CNN had an article with a video showing a resident assaulting another resident for several minutes before staff intervened. The video is tough to watch. The beating, which was first reported by the Gainesville Sun, lasted on and off for nearly 2 minutes. The beating occurred October 3 in a secure unit of Good Samaritan, a 45-bed assisted living facility. It occurred in a common area of a secured unit within the facility while other residents ate and watched television mere feet away. The video of a resident beating another resident raises new questions about the safety of the elderly in places meant to protect and care for them.
In the video, a 52-year-old resident is seen punching an 86-year-old resident with dementia more than 50 times as the older man lay curled up on the floor. The younger resident accused the older resident of eating his cupcake, according to law enforcement. At the time the beating took place, there was no staff member attending to residents in the unit, and no one had been assigned to monitor the unit’s video surveillance, according to official reports.
The video was taken by the facility’s closed circuit surveillance system in October and later turned over to the police, who shared it with CNN.

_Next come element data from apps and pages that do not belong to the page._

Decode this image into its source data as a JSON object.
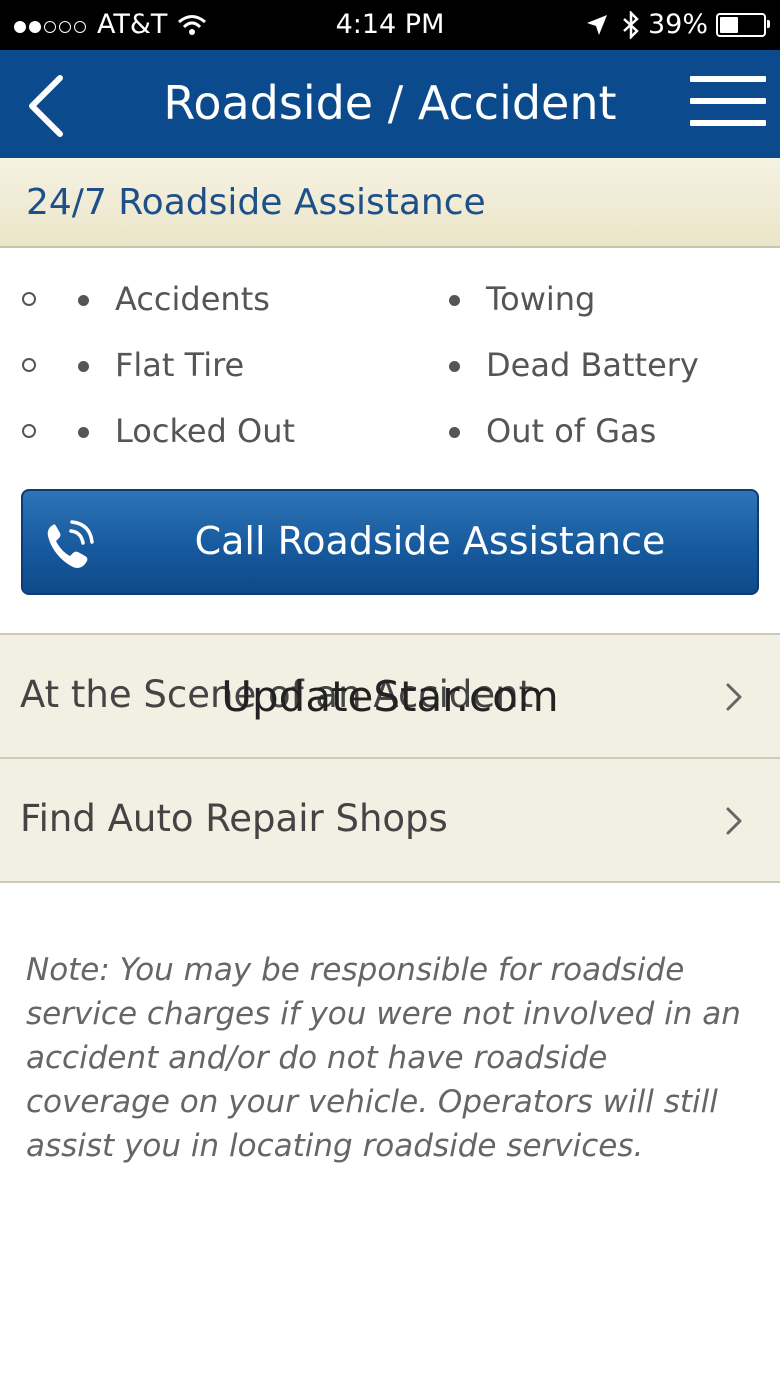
{
  "status_bar": {
    "signal_dots": [
      true,
      true,
      false,
      false,
      false
    ],
    "carrier": "AT&T",
    "time": "4:14 PM",
    "battery_percent_text": "39%",
    "battery_level": 0.39,
    "icons": [
      "signal-dots-icon",
      "wifi-icon",
      "location-arrow-icon",
      "bluetooth-icon",
      "battery-icon"
    ]
  },
  "nav": {
    "title": "Roadside / Accident",
    "back_icon": "chevron-left-icon",
    "menu_icon": "hamburger-menu-icon"
  },
  "section_header": "24/7 Roadside Assistance",
  "services": {
    "rows": [
      [
        "Accidents",
        "Towing"
      ],
      [
        "Flat Tire",
        "Dead Battery"
      ],
      [
        "Locked Out",
        "Out of Gas"
      ]
    ]
  },
  "call_button": {
    "label": "Call Roadside Assistance",
    "icon": "phone-ringing-icon"
  },
  "list_items": [
    {
      "label": "At the Scene of an Accident",
      "icon": "chevron-right-icon"
    },
    {
      "label": "Find Auto Repair Shops",
      "icon": "chevron-right-icon"
    }
  ],
  "watermark": "UpdateStar.com",
  "note": "Note: You may be responsible for roadside service charges if you were not involved in an accident and/or do not have roadside coverage on your vehicle. Operators will still assist you in locating roadside services.",
  "colors": {
    "nav_bg": "#0b4a8c",
    "header_text": "#1d4f8a",
    "button_bg": "#175a9e",
    "list_bg": "#f2efe3"
  }
}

The facility — the Good Samaritan Retirement Home in Williston — had a history of violations, and more sanctions in the past five years than any other assisted living facility in Florida. In December, two administrators were arrested in connection with separate incidents on charges of neglect of the elderly. One of the facility’s administrators, Nenita Alfonso Sudeall, later broke down and cried as she told police she was “overwhelmed” at the facility, which she said was short-staffed and had poorly trained employees, according to a police report.
The elderly resident was hospitalized with bruising and swelling to his face, as well as hip pain, according to the police report.

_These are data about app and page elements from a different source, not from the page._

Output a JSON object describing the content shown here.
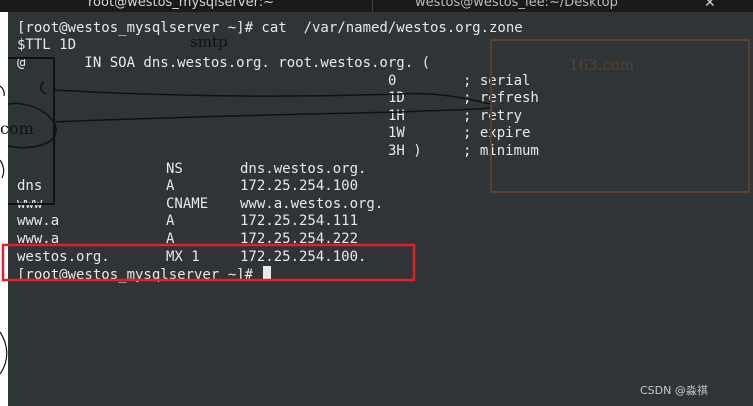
{
  "tabs": [
    {
      "label": "root@westos_mysqlserver:~"
    },
    {
      "label": "westos@westos_lee:~/Desktop"
    }
  ],
  "close_glyph": "✕",
  "terminal": {
    "prompt_cmd": "[root@westos_mysqlserver ~]# cat  /var/named/westos.org.zone",
    "ttl": "$TTL 1D",
    "soa": "@       IN SOA dns.westos.org. root.westos.org. (",
    "soa_fields": [
      {
        "value": "0",
        "comment": "; serial"
      },
      {
        "value": "1D",
        "comment": "; refresh"
      },
      {
        "value": "1H",
        "comment": "; retry"
      },
      {
        "value": "1W",
        "comment": "; expire"
      },
      {
        "value": "3H )",
        "comment": "; minimum"
      }
    ],
    "records": [
      {
        "name": "",
        "type": "NS",
        "value": "dns.westos.org."
      },
      {
        "name": "dns",
        "type": "A",
        "value": "172.25.254.100"
      },
      {
        "name": "www",
        "type": "CNAME",
        "value": "www.a.westos.org."
      },
      {
        "name": "www.a",
        "type": "A",
        "value": "172.25.254.111"
      },
      {
        "name": "www.a",
        "type": "A",
        "value": "172.25.254.222"
      },
      {
        "name": "westos.org.",
        "type": "MX 1",
        "value": "172.25.254.100."
      }
    ],
    "prompt_end": "[root@westos_mysqlserver ~]# "
  },
  "annotations": {
    "smtp": "smtp",
    "domain_163": "163.com",
    "com_fragment": "com"
  },
  "watermark": "CSDN @淼祺",
  "colors": {
    "terminal_bg": "#2f3437",
    "terminal_text": "#e8e8e8",
    "highlight_box": "#e0202a",
    "annotation_box": "#5a4030"
  }
}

Also earlier this year, a CNN report found that the federal government has cited more than 1,000 nursing homes for mishandling or failing to prevent alleged cases of rape, sexual assault and sexual abuse at their facilities between 2013 and 2016.
“There are far too many cases of abuse and neglect happening in nursing homes and assisted living facilities,” said Brian Lee, executive director of Families for Better Care, a national advocacy organization for residents and their families. “We’ve been seeing cases for decades. This one incident in Florida shows how bad the problem can be.”